FIGS. 12 and 13 illustrate tubular, slightly conical shafts produced according to the invention. The invention makes it possible to create zones of enlargement 31 or narrowing 32 while preserving the continuity of the layers of fiber sheets in these transition areas, thereby conferring homogeneity of the mechanical properties along the shaft, and thus, effective reproducibility of these properties from one shaft to another. A proper finished state requiring no reworking is also obtained.
These areas are, in particular, formed at various locations depending on the club, so as to delineate a specific deformation profile, or in order to shift the moment of inertia of the club without adding weight, for example.
Finally, these areas can also be used for the incorporation of a handle or grip flush with the surface of the club, e.g., when the shaft is narrowed, as shown in FIG. 13. The space created by the narrowing of the shaft can be filled with a plastic or metal ring. Depending on the nature and properties of the material used, this ring can contribute to the dampening or balancing of the club.
FIG. 14 illustrates an example of a shaft 3 fitted with a narrowed zone 32, which is covered by a ring 40 and an incorporated grip 4 adjacent to the ring. The ring 40 may be metal weight or a dampening element made, for example, of a viscoelastic material.

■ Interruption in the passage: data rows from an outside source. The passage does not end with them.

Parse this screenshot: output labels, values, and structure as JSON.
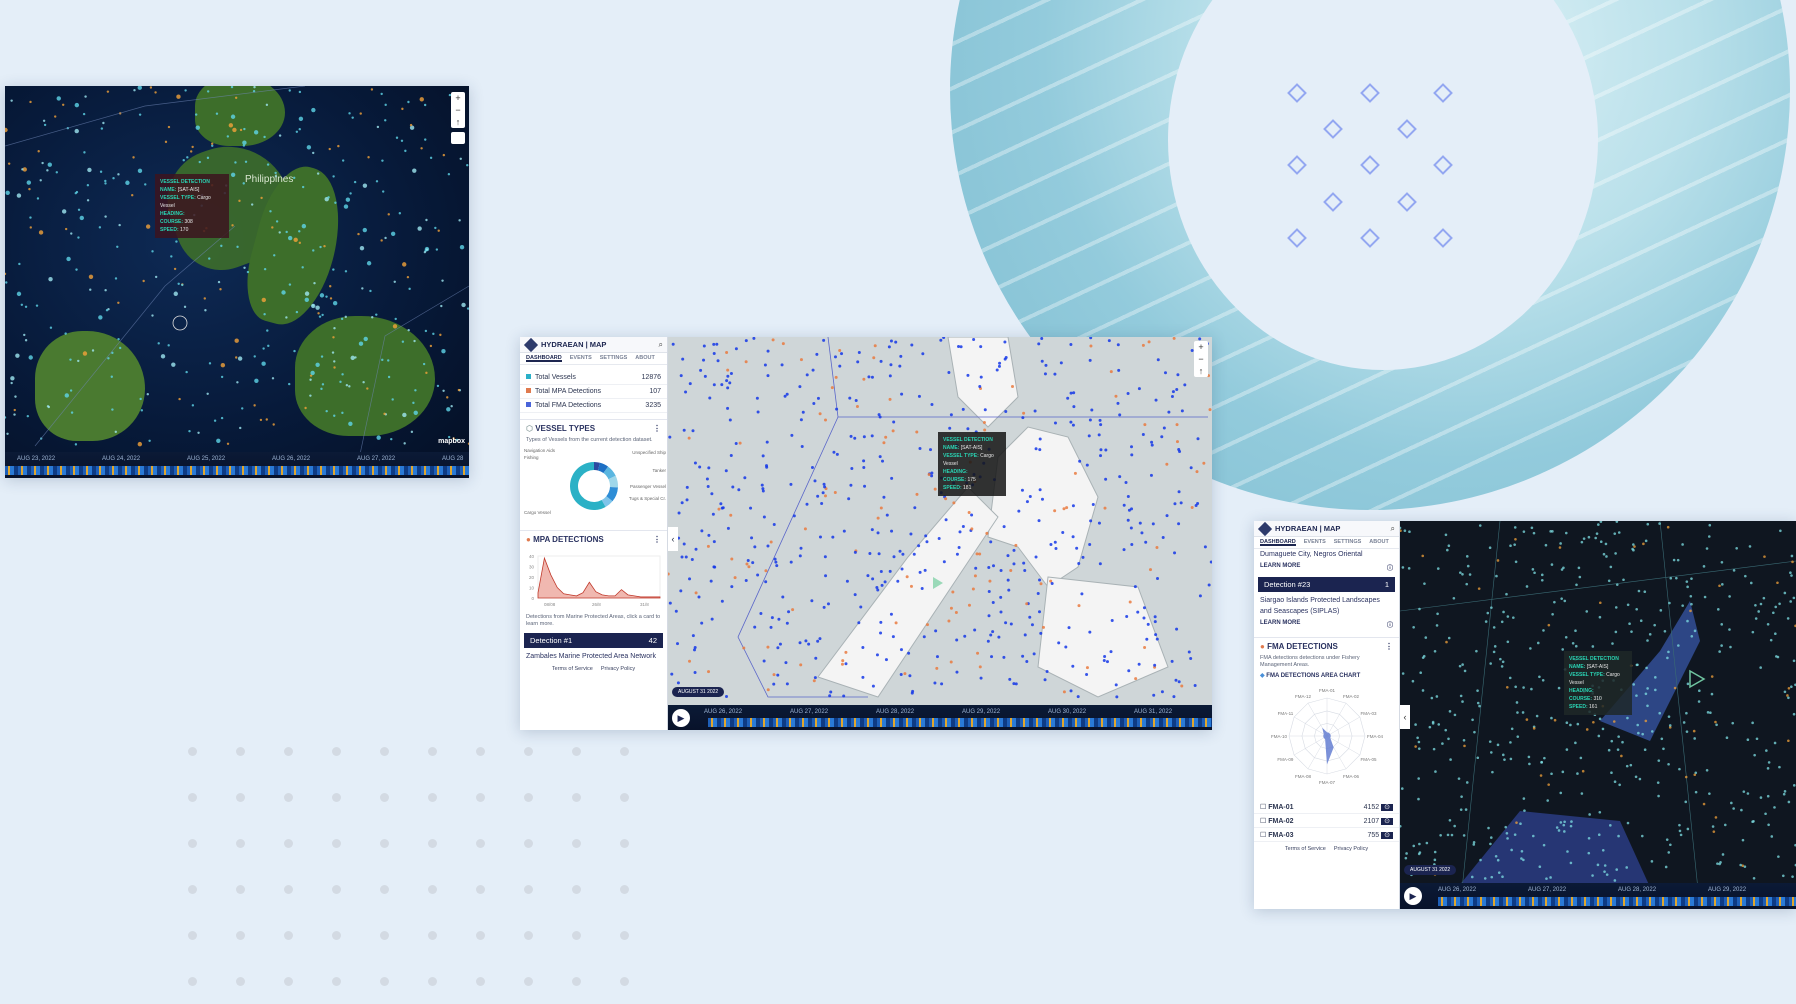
{
  "colors": {
    "background": "#e4eef8",
    "accent_teal": "#2ad4b4",
    "brand_navy": "#1b2450",
    "diamond": "#93a7f1",
    "mpa": "#e07a4e",
    "fma": "#4a64d9",
    "vessel_blue": "#1437e8"
  },
  "window1": {
    "map_label": "Philippines",
    "attribution": "mapbox",
    "tooltip": {
      "title": "VESSEL DETECTION",
      "name_label": "NAME:",
      "name_value": "[SAT-AIS]",
      "type_label": "VESSEL TYPE:",
      "type_value": "Cargo Vessel",
      "heading_label": "HEADING:",
      "course_label": "COURSE:",
      "course_value": "308",
      "speed_label": "SPEED:",
      "speed_value": "170"
    },
    "timeline": [
      "AUG 23, 2022",
      "AUG 24, 2022",
      "AUG 25, 2022",
      "AUG 26, 2022",
      "AUG 27, 2022",
      "AUG 28"
    ]
  },
  "window2": {
    "app_title": "HYDRAEAN | MAP",
    "tabs": [
      "DASHBOARD",
      "EVENTS",
      "SETTINGS",
      "ABOUT"
    ],
    "stats": [
      {
        "label": "Total Vessels",
        "value": "12876"
      },
      {
        "label": "Total MPA Detections",
        "value": "107"
      },
      {
        "label": "Total FMA Detections",
        "value": "3235"
      }
    ],
    "vessel_types": {
      "title": "VESSEL TYPES",
      "desc": "Types of Vessels from the current detection dataset.",
      "labels": [
        "Navigation Aids",
        "Fishing",
        "Unspecified Ship",
        "Tanker",
        "Passenger Vessel",
        "Tugs & Special Cr.",
        "Cargo Vessel"
      ],
      "shares": [
        0.04,
        0.06,
        0.08,
        0.08,
        0.1,
        0.06,
        0.58
      ]
    },
    "mpa": {
      "title": "MPA DETECTIONS",
      "y_ticks": [
        "40",
        "30",
        "20",
        "10",
        "0"
      ],
      "x_ticks": [
        "08/08",
        "26/8",
        "31/8"
      ],
      "values": [
        5,
        38,
        22,
        10,
        4,
        3,
        2,
        5,
        15,
        6,
        3,
        2,
        2,
        8,
        3,
        2,
        1,
        1,
        1,
        1
      ],
      "desc": "Detections from Marine Protected Areas, click a card to learn more."
    },
    "detection": {
      "label": "Detection #1",
      "count": "42",
      "area": "Zambales Marine Protected Area Network"
    },
    "footer": {
      "terms": "Terms of Service",
      "privacy": "Privacy Policy"
    },
    "tooltip": {
      "title": "VESSEL DETECTION",
      "name_label": "NAME:",
      "name_value": "[SAT-AIS]",
      "type_label": "VESSEL TYPE:",
      "type_value": "Cargo Vessel",
      "heading_label": "HEADING:",
      "course_label": "COURSE:",
      "course_value": "175",
      "speed_label": "SPEED:",
      "speed_value": "181"
    },
    "date_badge": "AUGUST 31 2022",
    "timeline": [
      "AUG 26, 2022",
      "AUG 27, 2022",
      "AUG 28, 2022",
      "AUG 29, 2022",
      "AUG 30, 2022",
      "AUG 31, 2022"
    ]
  },
  "window3": {
    "app_title": "HYDRAEAN | MAP",
    "tabs": [
      "DASHBOARD",
      "EVENTS",
      "SETTINGS",
      "ABOUT"
    ],
    "prev_area": "Dumaguete City, Negros Oriental",
    "learn_more": "LEARN MORE",
    "detection": {
      "label": "Detection #23",
      "count": "1",
      "area": "Siargao Islands Protected Landscapes and Seascapes (SIPLAS)"
    },
    "fma": {
      "title": "FMA DETECTIONS",
      "desc": "FMA detections detections under Fishery Management Areas.",
      "chart_title": "FMA DETECTIONS AREA CHART",
      "axes": [
        "FMA-01",
        "FMA-02",
        "FMA-03",
        "FMA-04",
        "FMA-05",
        "FMA-06",
        "FMA-07",
        "FMA-08",
        "FMA-09",
        "FMA-10",
        "FMA-11",
        "FMA-12"
      ],
      "rows": [
        {
          "label": "FMA-01",
          "value": "4152"
        },
        {
          "label": "FMA-02",
          "value": "2107"
        },
        {
          "label": "FMA-03",
          "value": "755"
        }
      ]
    },
    "footer": {
      "terms": "Terms of Service",
      "privacy": "Privacy Policy"
    },
    "tooltip": {
      "title": "VESSEL DETECTION",
      "name_label": "NAME:",
      "name_value": "[SAT-AIS]",
      "type_label": "VESSEL TYPE:",
      "type_value": "Cargo Vessel",
      "heading_label": "HEADING:",
      "course_label": "COURSE:",
      "course_value": "310",
      "speed_label": "SPEED:",
      "speed_value": "161"
    },
    "date_badge": "AUGUST 31 2022",
    "timeline": [
      "AUG 26, 2022",
      "AUG 27, 2022",
      "AUG 28, 2022",
      "AUG 29, 2022"
    ]
  }
}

An enlarged area of the shaft may serve as an element used for aiming, marking, etc.